**WHAT IS NEEDED:** Search the records for the string "Select", then copy each line where it appears.

**EXTRACTED ENTRIES:**
————

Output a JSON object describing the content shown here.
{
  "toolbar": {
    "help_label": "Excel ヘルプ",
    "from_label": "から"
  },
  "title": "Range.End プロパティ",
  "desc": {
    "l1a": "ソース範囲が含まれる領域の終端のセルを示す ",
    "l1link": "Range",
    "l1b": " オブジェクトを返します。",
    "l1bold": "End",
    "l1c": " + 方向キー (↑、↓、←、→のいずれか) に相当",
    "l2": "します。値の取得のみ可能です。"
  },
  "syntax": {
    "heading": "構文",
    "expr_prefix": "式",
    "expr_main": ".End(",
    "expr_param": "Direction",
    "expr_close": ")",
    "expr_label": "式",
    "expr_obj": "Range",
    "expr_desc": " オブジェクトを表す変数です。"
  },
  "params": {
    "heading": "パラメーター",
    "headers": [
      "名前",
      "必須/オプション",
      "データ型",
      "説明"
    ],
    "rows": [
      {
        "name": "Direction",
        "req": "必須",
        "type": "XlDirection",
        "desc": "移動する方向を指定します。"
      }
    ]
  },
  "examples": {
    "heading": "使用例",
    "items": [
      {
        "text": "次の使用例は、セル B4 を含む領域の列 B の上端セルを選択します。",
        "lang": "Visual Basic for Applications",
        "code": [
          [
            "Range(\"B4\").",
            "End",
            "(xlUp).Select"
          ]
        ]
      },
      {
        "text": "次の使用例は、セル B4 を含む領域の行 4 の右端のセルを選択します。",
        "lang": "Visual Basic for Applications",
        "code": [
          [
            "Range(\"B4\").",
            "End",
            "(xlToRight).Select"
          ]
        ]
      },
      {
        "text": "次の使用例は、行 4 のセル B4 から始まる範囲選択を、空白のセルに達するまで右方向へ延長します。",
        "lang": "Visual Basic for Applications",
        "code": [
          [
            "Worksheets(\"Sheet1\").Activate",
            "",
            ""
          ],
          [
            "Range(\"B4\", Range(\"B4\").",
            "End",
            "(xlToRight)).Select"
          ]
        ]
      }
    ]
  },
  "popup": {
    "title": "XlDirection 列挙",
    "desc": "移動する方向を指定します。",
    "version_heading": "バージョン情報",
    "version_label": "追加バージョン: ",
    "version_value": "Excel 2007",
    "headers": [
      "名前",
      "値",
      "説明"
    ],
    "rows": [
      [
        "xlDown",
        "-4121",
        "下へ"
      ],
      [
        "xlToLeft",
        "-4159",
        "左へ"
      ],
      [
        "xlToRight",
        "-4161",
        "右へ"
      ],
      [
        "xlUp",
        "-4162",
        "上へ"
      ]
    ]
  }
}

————

**SOLUTION:**
            "(xlUp).Select"
            "(xlToRight).Select"
            "(xlToRight)).Select"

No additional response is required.